We’ve been able to advance opportunities to do that through Clean Energy Works Oregon Community Workforce Agreement. We have a worker-training pipeline, with labor standards and diversity standards to ensure we’re developing a broad range of the best contractors available. The feedback we’ve received so far from the residential participants—over 500 of them already—is that people have been extremely happy with the contractors and experienced very few issues with quality. So we’re delivering better quality and better energy performance by delivering on equity as well.
GG: What are some incentives Oregon offers businesses that want to become greener? Programs that can help companies take on bigger or faster investments then they would be able to if they were putting up the full investment themselves?
JB: We have a number of things in Oregon—the Residential Energy Tax Credit and Business Energy Tax Credit (BETC) are two big ones—both of which provide low cost incentives for adopting energy efficiency and clean energy. The way they’re structured, they push the market towards higher standards, just not a baseline. We also have financing programs like Clean Energy Works Oregon, which grew out of the City of Portland’s model, and the Energy Efficiency and Sustainable Technology Act, which provides very low cost upfront loans to owners to install solar devices on residences and businesses. So we’ve got a whole suite of different programs that provide a lot of tools for residences and small businesses to access energy efficiency and clean energy. The trick now is to take each of those tools, build them to the next level and work to combine their effects.

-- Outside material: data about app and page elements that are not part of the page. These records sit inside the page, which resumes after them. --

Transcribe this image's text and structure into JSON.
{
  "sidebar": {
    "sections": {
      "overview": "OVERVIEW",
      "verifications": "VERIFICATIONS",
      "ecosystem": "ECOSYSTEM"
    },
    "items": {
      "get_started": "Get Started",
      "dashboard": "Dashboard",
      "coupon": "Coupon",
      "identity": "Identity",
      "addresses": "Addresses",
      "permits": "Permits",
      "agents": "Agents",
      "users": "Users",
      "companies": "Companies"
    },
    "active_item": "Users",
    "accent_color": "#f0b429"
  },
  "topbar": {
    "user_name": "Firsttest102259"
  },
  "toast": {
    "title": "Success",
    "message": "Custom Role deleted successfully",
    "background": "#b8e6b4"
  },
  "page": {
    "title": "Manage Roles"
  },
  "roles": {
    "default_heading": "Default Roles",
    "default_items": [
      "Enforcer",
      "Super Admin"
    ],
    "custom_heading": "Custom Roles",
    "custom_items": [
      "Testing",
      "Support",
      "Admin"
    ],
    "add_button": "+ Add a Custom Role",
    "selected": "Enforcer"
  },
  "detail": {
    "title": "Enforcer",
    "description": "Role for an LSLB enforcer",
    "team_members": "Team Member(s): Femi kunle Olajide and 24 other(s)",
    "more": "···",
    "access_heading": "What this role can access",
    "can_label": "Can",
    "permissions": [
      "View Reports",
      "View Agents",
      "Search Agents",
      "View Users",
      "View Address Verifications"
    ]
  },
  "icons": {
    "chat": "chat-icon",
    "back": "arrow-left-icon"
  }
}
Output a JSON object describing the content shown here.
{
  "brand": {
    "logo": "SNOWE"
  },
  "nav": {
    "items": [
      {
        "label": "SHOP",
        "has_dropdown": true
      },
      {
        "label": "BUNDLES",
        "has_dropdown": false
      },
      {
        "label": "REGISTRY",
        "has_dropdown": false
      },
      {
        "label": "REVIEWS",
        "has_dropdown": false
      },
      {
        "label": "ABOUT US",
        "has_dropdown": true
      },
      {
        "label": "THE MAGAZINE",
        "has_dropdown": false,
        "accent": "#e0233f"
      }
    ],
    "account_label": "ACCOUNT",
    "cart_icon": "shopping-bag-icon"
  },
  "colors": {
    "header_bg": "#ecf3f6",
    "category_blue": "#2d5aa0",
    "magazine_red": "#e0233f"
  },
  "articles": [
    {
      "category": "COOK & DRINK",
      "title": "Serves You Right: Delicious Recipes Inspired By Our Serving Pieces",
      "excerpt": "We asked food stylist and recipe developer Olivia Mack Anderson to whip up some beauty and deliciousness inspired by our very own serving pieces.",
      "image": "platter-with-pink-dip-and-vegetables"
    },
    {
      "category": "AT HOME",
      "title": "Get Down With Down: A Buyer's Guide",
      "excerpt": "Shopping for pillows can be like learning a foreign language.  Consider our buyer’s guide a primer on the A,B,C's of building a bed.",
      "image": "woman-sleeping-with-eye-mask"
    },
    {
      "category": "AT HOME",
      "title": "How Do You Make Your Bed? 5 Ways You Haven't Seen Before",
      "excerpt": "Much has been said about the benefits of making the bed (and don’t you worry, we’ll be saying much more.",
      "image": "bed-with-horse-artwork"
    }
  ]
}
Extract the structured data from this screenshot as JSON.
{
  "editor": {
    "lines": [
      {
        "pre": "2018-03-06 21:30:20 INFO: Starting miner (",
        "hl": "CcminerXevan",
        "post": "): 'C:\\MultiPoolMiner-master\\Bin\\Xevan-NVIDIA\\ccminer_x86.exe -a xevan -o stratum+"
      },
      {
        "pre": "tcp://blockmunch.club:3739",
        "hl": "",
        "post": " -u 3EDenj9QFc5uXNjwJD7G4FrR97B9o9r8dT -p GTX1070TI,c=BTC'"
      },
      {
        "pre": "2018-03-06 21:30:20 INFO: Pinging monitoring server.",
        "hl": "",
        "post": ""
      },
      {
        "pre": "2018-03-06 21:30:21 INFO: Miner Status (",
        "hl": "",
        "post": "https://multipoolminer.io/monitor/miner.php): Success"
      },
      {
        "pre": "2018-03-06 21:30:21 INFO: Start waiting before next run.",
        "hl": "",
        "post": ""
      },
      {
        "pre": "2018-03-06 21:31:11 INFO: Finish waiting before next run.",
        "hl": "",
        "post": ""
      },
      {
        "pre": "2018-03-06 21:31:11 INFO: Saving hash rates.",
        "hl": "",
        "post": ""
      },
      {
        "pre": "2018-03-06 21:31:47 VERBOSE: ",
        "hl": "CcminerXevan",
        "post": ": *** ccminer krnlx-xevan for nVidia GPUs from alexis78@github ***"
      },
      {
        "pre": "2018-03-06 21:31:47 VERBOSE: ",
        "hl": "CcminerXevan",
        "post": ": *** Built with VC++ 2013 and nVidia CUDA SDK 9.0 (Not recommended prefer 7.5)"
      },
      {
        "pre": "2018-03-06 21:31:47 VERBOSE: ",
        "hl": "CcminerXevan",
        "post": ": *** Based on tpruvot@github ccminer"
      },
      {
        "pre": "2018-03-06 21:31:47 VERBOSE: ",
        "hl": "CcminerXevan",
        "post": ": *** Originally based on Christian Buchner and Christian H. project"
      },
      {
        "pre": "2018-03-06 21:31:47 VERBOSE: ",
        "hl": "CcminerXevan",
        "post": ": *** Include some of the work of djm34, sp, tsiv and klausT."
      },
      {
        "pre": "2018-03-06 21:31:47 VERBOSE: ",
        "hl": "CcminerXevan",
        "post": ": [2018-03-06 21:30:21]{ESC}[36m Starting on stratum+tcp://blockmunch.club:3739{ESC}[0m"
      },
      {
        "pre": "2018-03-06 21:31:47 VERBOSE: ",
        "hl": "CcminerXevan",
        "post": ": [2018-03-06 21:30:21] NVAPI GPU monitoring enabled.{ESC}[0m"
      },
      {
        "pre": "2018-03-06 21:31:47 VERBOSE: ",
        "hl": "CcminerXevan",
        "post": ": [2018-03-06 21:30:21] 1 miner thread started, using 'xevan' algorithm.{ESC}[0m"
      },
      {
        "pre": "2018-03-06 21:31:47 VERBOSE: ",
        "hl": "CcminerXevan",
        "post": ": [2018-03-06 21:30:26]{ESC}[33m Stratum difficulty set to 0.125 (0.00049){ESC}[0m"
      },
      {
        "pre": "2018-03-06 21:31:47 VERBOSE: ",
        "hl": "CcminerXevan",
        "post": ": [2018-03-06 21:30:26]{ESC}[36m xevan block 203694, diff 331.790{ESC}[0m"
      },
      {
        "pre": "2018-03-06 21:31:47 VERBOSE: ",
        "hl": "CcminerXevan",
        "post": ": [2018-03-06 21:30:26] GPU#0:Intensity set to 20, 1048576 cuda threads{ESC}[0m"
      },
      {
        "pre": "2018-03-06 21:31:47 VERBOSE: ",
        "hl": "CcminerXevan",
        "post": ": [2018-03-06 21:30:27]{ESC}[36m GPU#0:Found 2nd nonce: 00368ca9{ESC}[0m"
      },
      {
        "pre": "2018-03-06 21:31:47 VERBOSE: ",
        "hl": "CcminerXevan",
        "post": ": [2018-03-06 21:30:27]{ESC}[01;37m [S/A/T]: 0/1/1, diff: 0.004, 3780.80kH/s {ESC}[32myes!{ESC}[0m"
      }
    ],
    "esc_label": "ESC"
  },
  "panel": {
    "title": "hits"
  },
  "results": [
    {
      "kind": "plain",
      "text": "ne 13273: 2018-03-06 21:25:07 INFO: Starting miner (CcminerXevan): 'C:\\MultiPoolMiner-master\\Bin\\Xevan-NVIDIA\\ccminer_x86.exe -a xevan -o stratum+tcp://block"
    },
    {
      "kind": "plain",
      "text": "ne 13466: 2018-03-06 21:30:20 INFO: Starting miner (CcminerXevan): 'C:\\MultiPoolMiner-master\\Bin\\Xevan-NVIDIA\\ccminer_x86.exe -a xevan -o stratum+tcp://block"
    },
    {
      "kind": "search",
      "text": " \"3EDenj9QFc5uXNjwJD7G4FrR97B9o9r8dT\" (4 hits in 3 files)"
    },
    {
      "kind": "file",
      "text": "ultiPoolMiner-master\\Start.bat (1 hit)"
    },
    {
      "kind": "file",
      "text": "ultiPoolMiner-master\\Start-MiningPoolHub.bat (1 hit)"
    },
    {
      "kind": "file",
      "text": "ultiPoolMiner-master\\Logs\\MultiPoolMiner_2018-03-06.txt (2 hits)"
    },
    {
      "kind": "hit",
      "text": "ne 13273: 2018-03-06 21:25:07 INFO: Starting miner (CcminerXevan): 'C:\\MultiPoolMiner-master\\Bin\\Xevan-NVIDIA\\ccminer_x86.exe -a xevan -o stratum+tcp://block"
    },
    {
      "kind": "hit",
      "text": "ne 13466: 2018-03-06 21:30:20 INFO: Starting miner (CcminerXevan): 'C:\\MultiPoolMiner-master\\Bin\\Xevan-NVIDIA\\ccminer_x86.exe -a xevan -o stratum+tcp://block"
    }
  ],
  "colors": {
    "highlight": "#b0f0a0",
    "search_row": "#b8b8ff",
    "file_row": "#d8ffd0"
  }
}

Jules Bailey is the Representative for Oregon House District 42 (Southeast Portland). Learn more from Rep. Bailey at GoGreen ’11 Portland, where he will moderate the panel on 2011 Energy Innovators: Changing the Business Landscape, October 4th. For more information on GoGreen ’11 Portland or to register, please visit: portland.gogreenconference.net. Get the latest GoGreen ’11 and sustainability news by joining our email list or via our Twitter feed (@GoGreenPDX) and Facebook Page (facebook.com/gogreenconference).